An Aurora is a beautiful natural light display in the sky that occurs above the magnetic poles in the northern and southern hemispheres (in the Arctic or Antarctic regions). In northern areas of the world, the lights are known as aurora borealis (or northern lights). In southern areas, the lights are known as aurora australis (or southern lights). The northern lights are often visible in Alaska, Russia, and Canada. The southern lights are often visible from Antarctica, South America, New Zealand, and Australia. During a geomagnetic storm, the lights can spread to other lower latitude areas. The northern and southern lights are caused by energetic charged particles from the sun colliding with gas particles in the sky. These charged particles arrive from the sun via solar
Science Fair judges can be pretty weird. If you could get into their head and figure out how they think, you'd have the upper hand in the contest - right? Well since we can't get into their heads (eek, scary), Reeko will do the next best thing. Here are some Science Fair secrets that will help you get a leg up on the competition. How to win First, make sure you choose a topic that you find interesting. Once you have picked a topic, do a lot of research on it. Learn everything you can about your topic. This is probably the most important step of all. Become an expert on your subject because that's really what science fairs are all about - to teach students
Here’s a few periodic tables in case you periodically need one.

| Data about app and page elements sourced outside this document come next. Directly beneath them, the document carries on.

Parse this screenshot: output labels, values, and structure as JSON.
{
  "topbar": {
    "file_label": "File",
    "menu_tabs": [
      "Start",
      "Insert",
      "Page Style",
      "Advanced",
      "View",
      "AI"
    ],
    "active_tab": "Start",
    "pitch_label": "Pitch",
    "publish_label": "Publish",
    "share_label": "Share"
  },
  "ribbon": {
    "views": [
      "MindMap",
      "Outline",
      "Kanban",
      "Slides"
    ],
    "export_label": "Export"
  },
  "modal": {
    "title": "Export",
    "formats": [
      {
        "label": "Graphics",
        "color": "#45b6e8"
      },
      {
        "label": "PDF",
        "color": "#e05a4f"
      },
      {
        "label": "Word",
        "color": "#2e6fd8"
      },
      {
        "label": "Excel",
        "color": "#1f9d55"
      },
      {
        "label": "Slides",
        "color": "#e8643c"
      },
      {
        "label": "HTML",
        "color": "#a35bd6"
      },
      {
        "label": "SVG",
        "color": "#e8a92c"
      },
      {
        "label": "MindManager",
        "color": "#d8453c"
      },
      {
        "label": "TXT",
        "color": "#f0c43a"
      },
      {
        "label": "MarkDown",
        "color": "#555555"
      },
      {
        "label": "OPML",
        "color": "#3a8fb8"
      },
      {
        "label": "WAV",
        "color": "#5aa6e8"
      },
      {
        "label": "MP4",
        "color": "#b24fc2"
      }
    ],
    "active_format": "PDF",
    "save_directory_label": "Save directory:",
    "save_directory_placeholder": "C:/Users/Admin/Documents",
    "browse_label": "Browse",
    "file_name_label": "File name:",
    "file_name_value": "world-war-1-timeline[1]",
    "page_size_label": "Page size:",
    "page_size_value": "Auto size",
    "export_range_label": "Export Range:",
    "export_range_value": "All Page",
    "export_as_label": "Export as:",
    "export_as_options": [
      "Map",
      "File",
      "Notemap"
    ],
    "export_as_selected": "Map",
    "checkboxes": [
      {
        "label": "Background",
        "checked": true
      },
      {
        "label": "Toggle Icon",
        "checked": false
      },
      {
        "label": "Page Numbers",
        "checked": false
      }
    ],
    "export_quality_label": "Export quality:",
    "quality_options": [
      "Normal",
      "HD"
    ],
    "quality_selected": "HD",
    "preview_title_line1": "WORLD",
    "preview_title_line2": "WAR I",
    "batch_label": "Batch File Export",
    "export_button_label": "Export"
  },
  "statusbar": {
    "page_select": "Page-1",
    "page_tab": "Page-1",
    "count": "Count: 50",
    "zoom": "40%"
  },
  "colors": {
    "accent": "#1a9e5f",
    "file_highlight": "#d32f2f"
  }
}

Remember, the keys to they mysteries of the universe all lie within the tables below. Periodic Table of Elements Spiral Periodic Table of Elements The Ring of Periodic Elements Circular form of periodic table Alternative circular periodic table
Reeko’s answers to the puzzling questions that surround us It's a crazy world out there. Luckily, here inside Reeko's Lab, everything is pretty much normal. So Reeko took a break from his latest anti-gravity, moon-walking flip-flops experiment and let the Chess playing monkey out of his cage for a little exercise. While the monkey scampered all over the lab knocking over beakers and such, Reeko chased the wild-eyed creature, all-the-while firing puzzling, unanswered scientific questions at him. Here's the responses he received (don't worry - Reeko translated the monkey talk to English for you) ... What is an ice cream headache and will I die if I keep eating after getting one? Scientists have debated this
Interesting Science Links... Reeko's Mad Scientist Lab is not the only cool science website on the Internet. Here's some other cool geeky websites that we like. Alright, so the list is not exactly 'extensive' but it's a start. Reeko will keep adding interesting science links as he stumbles across them in his never-ending quest for knowledge. Here are some sites that Reeko's thinks are great! SciCental This award winning site has been online for over a decade now and offers breaking science research news in the areas of biosciences, health sciences, physics and chemistry, earth and space, and engineering. Franklin Institute Science Museum This page is hosted by, who else - The Franklin Institute Science Museum, located in Philadelphia, Pennsylvania. Although much of their site is previews of exhibits from their
[sc:commonscripts] Science Book Reviews Order directly from Amazon.com! Here are some books that Reeko's thinks are great (in fact, many of these resources are used by Reeko in his research and experimentation projects)! Click on the link below to order the book directly from Amazon.com. Reeko’s How to Find a Pot of Gold Book Written by Reeko himself. Climbed to the #1 position on the New York Times Best Seller list and stayed there for over 10 weeks! Reeko stunned the world by producing this mammoth (1000 pages) book and offering it for a list price of only $1.95. Secret Message Below (Decoder) (Instructions) EUA RUBK YIOKTIK. EUA RUBK YIOKTIK. EUA RUBK YIOKTIK. NUC'Y ZNGZ LUX G YAHROSOTGR SKYYGMK...
[sc:commonscripts] So you're a little confused about what a thingamajig is? Well, you've come to the right place. Here's the glossary of scientific terms used in Reeko's Mad Scientist Lab. If you don't find a definition for a term you found on Reeko's site, feel free to email Reeko your word suggestion and he'll update this page accordingly. And don't forget - glossary terms are scattered throughout the site - in the games, science experiments, news articles, and under various laboratory rugs. If you are looking for a longer, more elaborate definition of a science word, you can take a quick peek at the Reeko's online dictionary of science words here. Science Glossary/Terms A abiotic factor - a nonliving part of a ecosystem. absolute zero - the lowest temperature that can possibly be